Segment Start: Data extract

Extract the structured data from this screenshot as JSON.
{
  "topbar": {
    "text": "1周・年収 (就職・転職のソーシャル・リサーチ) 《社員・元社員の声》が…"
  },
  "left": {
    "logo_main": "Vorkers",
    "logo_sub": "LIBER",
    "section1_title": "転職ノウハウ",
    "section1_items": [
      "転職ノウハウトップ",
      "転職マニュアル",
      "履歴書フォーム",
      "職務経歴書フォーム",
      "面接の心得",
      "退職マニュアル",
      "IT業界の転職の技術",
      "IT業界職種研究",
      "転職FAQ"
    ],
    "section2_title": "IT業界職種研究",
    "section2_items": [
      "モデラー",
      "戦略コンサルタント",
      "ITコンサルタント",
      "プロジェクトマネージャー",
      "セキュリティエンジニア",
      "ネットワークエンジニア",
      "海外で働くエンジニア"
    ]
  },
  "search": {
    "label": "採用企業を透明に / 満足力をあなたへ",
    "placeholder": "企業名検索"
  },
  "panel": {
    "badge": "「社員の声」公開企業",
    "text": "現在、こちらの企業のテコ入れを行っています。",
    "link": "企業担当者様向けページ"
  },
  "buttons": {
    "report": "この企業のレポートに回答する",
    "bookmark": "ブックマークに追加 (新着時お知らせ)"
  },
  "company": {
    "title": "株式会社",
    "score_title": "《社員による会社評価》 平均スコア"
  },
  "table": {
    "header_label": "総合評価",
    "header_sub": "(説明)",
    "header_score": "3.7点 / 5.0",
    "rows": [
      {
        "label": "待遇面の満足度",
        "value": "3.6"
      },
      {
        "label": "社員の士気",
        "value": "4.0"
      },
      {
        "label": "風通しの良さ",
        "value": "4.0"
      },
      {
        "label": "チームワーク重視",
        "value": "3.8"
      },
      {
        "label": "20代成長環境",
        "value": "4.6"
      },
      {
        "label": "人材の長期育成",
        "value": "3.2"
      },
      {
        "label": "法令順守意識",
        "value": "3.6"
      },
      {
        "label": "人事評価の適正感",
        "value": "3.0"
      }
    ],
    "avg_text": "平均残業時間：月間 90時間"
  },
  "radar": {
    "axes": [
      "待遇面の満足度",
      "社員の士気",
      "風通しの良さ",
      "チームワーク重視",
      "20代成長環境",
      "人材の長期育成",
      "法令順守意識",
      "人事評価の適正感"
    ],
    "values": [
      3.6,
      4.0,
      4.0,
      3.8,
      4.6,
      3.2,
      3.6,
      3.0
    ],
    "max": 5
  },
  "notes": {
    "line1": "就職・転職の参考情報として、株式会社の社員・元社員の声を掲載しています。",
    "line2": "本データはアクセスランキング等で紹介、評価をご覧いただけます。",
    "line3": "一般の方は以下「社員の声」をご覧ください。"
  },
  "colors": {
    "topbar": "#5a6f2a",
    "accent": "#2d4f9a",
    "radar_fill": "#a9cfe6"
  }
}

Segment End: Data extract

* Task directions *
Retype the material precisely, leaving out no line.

* Solution for this task *
Extract the structured data from this screenshot as JSON.
{
  "topbar": {
    "text": "1周・年収 (就職・転職のソーシャル・リサーチ) 《社員・元社員の声》が…"
  },
  "left": {
    "logo_main": "Vorkers",
    "logo_sub": "LIBER",
    "section1_title": "転職ノウハウ",
    "section1_items": [
      "転職ノウハウトップ",
      "転職マニュアル",
      "履歴書フォーム",
      "職務経歴書フォーム",
      "面接の心得",
      "退職マニュアル",
      "IT業界の転職の技術",
      "IT業界職種研究",
      "転職FAQ"
    ],
    "section2_title": "IT業界職種研究",
    "section2_items": [
      "モデラー",
      "戦略コンサルタント",
      "ITコンサルタント",
      "プロジェクトマネージャー",
      "セキュリティエンジニア",
      "ネットワークエンジニア",
      "海外で働くエンジニア"
    ]
  },
  "search": {
    "label": "採用企業を透明に / 満足力をあなたへ",
    "placeholder": "企業名検索"
  },
  "panel": {
    "badge": "「社員の声」公開企業",
    "text": "現在、こちらの企業のテコ入れを行っています。",
    "link": "企業担当者様向けページ"
  },
  "buttons": {
    "report": "この企業のレポートに回答する",
    "bookmark": "ブックマークに追加 (新着時お知らせ)"
  },
  "company": {
    "title": "株式会社",
    "score_title": "《社員による会社評価》 平均スコア"
  },
  "table": {
    "header_label": "総合評価",
    "header_sub": "(説明)",
    "header_score": "3.7点 / 5.0",
    "rows": [
      {
        "label": "待遇面の満足度",
        "value": "3.6"
      },
      {
        "label": "社員の士気",
        "value": "4.0"
      },
      {
        "label": "風通しの良さ",
        "value": "4.0"
      },
      {
        "label": "チームワーク重視",
        "value": "3.8"
      },
      {
        "label": "20代成長環境",
        "value": "4.6"
      },
      {
        "label": "人材の長期育成",
        "value": "3.2"
      },
      {
        "label": "法令順守意識",
        "value": "3.6"
      },
      {
        "label": "人事評価の適正感",
        "value": "3.0"
      }
    ],
    "avg_text": "平均残業時間：月間 90時間"
  },
  "radar": {
    "axes": [
      "待遇面の満足度",
      "社員の士気",
      "風通しの良さ",
      "チームワーク重視",
      "20代成長環境",
      "人材の長期育成",
      "法令順守意識",
      "人事評価の適正感"
    ],
    "values": [
      3.6,
      4.0,
      4.0,
      3.8,
      4.6,
      3.2,
      3.6,
      3.0
    ],
    "max": 5
  },
  "notes": {
    "line1": "就職・転職の参考情報として、株式会社の社員・元社員の声を掲載しています。",
    "line2": "本データはアクセスランキング等で紹介、評価をご覧いただけます。",
    "line3": "一般の方は以下「社員の声」をご覧ください。"
  },
  "colors": {
    "topbar": "#5a6f2a",
    "accent": "#2d4f9a",
    "radar_fill": "#a9cfe6"
  }
}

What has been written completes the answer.